Of course, government agencies historically have taken a mixed view of whether mere factual presentations represent sufficient cooperation, especially under the previously-issued Yates Memo. But there is a strong argument that providing relevant facts through presentations—without resorting to providing information that may result in work product waiver—accords with DOJ and SEC guidance and should be considered full cooperation. The U.S. Attorney’s Manual (USAM) addresses this point, noting that while cooperation credit requires “timely disclos[ure] [of] the relevant facts about the putative misconduct,” it does not require disclosure of privileged materials. USAM 9-28.720. Indeed, the USAM specifically states that to receive cooperation credit “the corporation need not produce, and prosecutors may not request, protected notes or memoranda.” USAM 9-28.720 (FN 2). This demonstrates that cooperation through sharing facts—rather than interview summaries—should be more than sufficient for DOJ’s purposes.

Finally, counsel should attempt to reach an agreement with the government prior to disclosing information from privileged materials.
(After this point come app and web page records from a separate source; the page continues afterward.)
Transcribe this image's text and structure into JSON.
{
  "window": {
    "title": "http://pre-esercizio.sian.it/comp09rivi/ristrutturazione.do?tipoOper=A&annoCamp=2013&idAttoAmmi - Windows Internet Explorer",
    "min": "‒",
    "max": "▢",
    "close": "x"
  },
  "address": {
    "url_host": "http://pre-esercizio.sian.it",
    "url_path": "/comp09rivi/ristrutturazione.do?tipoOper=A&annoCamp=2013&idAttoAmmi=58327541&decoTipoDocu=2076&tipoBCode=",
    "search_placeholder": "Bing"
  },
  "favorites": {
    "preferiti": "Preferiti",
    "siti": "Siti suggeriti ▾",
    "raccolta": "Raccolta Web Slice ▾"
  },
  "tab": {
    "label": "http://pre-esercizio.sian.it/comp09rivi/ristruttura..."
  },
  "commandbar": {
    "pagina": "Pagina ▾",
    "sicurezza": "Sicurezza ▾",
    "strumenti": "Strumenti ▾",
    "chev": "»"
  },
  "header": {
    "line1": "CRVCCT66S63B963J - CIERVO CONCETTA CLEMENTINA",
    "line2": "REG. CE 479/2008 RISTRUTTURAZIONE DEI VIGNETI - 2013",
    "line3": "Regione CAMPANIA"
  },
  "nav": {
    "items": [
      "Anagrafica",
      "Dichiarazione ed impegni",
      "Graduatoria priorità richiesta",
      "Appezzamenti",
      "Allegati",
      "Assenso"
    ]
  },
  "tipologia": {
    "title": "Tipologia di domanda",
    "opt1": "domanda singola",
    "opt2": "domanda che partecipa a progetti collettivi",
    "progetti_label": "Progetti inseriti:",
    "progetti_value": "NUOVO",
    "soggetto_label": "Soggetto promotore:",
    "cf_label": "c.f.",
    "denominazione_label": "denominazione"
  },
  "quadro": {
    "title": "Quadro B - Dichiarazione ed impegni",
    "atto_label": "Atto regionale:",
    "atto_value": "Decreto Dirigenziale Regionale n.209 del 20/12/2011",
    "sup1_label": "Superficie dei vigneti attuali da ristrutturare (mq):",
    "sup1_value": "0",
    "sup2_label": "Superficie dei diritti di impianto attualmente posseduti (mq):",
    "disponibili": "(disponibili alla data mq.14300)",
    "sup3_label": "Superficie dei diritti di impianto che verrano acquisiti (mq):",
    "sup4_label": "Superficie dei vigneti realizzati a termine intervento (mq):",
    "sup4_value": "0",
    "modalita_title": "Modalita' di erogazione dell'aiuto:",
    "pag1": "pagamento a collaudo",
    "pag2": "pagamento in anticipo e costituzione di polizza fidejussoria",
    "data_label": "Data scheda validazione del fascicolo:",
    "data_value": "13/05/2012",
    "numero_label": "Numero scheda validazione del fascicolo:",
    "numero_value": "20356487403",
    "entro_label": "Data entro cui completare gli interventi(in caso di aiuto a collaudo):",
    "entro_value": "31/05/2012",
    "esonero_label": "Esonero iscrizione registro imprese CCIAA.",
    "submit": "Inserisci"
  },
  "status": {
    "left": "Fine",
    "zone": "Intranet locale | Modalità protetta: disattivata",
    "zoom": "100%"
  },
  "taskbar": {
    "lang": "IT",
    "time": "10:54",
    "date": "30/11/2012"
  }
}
Confidentiality agreements will not necessarily be sufficient to protect work product materials that are turned over to the government, particularly where the government agency has the ability to disclose the materials to others. But counsel may be able to obtain greater protection for oral presentations by reaching an agreement in advance with the government that the proffer of information will not result in a waiver of underlying work product materials. The ultimate impact of such an agreement in persuading a judge presiding over parallel civil litigation of course cannot be guaranteed.

Conclusion

Moving forward, companies and their counsel will need to closely monitor the emerging trend towards a broad interpretation of actual waiver in this area, and be alert to any situations in which sharing information with the government may give rise to a claim of waiver. While not a panacea, carefully tailored factual presentations and explicit confidentiality agreements may enable counsel to maximize protection for work product materials. Companies facing government scrutiny ultimately may decide that the potential benefits of disclosure outweigh the risks, but counsel should carefully consider all proactive measures before taking that step.

Boyd Johnson and Brendan McGuire are partners and Alyssa DaCunha is counsel at Wilmer Cutler Pickering Hale and Dorr.